How To Help Exonerees Receive Wrongfully Convicted Compensation
What happens after someone is released from prison for a crime they did not commit?
The number of overturned convictions has steadily increased in recent years due in part to technological advances in forensic testing. According to the National Registry of Exonerations, since 1989, 2,732 innocent people who were wrongfully convicted and imprisoned have been exonerated. Exonerees, who, on average, have spent more than 15 years behind bars, are left with little to no recourse for securing wrongfully convicted compensation, according to the Innocence Project.
You can support exonerated prisoners and help them restore their lives by starting a GoFundMe fundraiser or by donating to an organization that helps them get back on their feet. Please review our GoFundMe Terms of Service before you start a GoFundMe for legal services, as restrictions apply.
How you can help exonerated people rebuild their lives

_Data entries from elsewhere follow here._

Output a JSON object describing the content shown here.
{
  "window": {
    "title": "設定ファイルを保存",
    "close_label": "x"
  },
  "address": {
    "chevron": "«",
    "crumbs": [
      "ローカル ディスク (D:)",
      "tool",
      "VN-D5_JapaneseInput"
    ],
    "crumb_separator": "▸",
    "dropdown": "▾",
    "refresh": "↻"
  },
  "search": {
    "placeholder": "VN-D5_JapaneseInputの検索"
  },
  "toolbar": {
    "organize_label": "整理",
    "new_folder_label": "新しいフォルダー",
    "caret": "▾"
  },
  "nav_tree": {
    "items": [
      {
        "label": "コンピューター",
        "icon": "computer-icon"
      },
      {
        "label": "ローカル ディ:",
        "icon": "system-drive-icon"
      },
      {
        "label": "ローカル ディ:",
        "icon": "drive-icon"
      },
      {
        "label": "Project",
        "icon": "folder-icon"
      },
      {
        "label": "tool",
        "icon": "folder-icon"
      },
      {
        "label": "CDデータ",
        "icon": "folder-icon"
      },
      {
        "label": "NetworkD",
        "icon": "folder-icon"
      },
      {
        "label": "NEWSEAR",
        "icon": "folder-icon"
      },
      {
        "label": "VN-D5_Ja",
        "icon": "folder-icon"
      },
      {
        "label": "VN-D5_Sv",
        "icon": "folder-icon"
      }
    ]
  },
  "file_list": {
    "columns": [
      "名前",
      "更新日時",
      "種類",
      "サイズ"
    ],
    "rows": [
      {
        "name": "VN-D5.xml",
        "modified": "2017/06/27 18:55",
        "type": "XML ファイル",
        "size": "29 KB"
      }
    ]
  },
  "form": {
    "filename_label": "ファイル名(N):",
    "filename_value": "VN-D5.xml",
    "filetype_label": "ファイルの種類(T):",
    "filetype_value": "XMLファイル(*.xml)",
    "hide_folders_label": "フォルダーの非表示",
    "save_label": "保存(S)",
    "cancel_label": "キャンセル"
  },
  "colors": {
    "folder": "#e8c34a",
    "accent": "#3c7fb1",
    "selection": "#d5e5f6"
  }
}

As the Innocence Project points out, exonerees are often released with no money, housing, or transportation. However, they do have a criminal record, which makes it even more difficult to secure employment. Life after exoneration can be bleak, with many continuing to suffer the consequences of wrongful convictions for the rest of their lives. That said, there are a few ways you can help.
1. Fundraise to help support people after they have been exonerated
Crowdfunding can help serve as a jumping-off point for exonerees to rebuild their lives. Friends, family, social justice advocates, and their community often welcome the opportunity to help exonerees succeed after they are released.
It’s important to keep in mind that most exonerees never receive meaningful compensation or consistent post-release assistance. While 35 states now provide wrongful conviction compensation, existing legislation can prevent exonerees from ever receiving wrongfully convicted help.
Fundraising for innocent people who were wrongfully convicted directly allows you to help them as they transition back into the world. It also provides an opportunity to secure legal assistance for those who have yet to have their potentially wrongful convictions overturned.
Here are a few examples of fundraisers that were started to support exonerees.
Kevin Harrington was a 20-year-old college student at Wilberforce University in Ohio when he was convicted and sentenced to life in prison without the possibility of parole. With the help of the Michigan Innocence Clinic, he was released in 2020 after his conviction was overturned. A GoFundMe fundraiser was started to help him obtain basic life necessities and confront the challenges many exonerees like him face upon release. It has already raised over $35,000.
DNA evidence cleared Lacino Hamilton in 2020 after he was wrongly convicted of murder at the age of 19 and sentenced to 80 years behind bars in a Michigan correctional facility. Hamilton spent 26 years in prison, all the while maintaining his innocence. A GoFundMe fundraiser was started for Hamilton after he was released that raised more than $31,000.
2. Donate to or volunteer at an organization that helps innocent prisoners
As exonerees fight to secure wrongfully convicted help, you can support and donate to organizations that assist innocent prisoners after their release. The Innocence Project helps free innocent people who are currently incarcerated and provides varied support to exonerees once they have left prison by finding family members, securing housing or arranging for medical or psychological treatment.
The After Innocence organization has created a three-part program in collaboration with other innocence organizations across the country to coordinate access to resources in their communities. They also document the experiences of exonerees and advocate for laws that will enforce fair compensation to wrongfully convicted people.
3. Make your vote count
To ensure compensation to exonerees is attainable and adequate, it’s critical to cast our votes for representatives in government that will provide relief to exonerees once they are released.
Innocent people who were wrongfully convicted and released need your help
World Day of Social Justice, which occurs every February, encourages people to look at how social justice affects poverty eradication. Spending several years behind bars for a wrongfully convicted crime is not social justice. Additionally, providing little to no resources for those individuals does not help reduce their risk of returning to jail or end the crippling cycle of poverty.
You can offer financial support by starting a GoFundMe for an exonerated individual or an organization that helps exonerees rebuild their lives. Addressing the imperfections of the criminal justice system and its effects on social justice is a great place to start. Start a fundraiser today or donate to an organization that promotes social justice for exonerated individuals.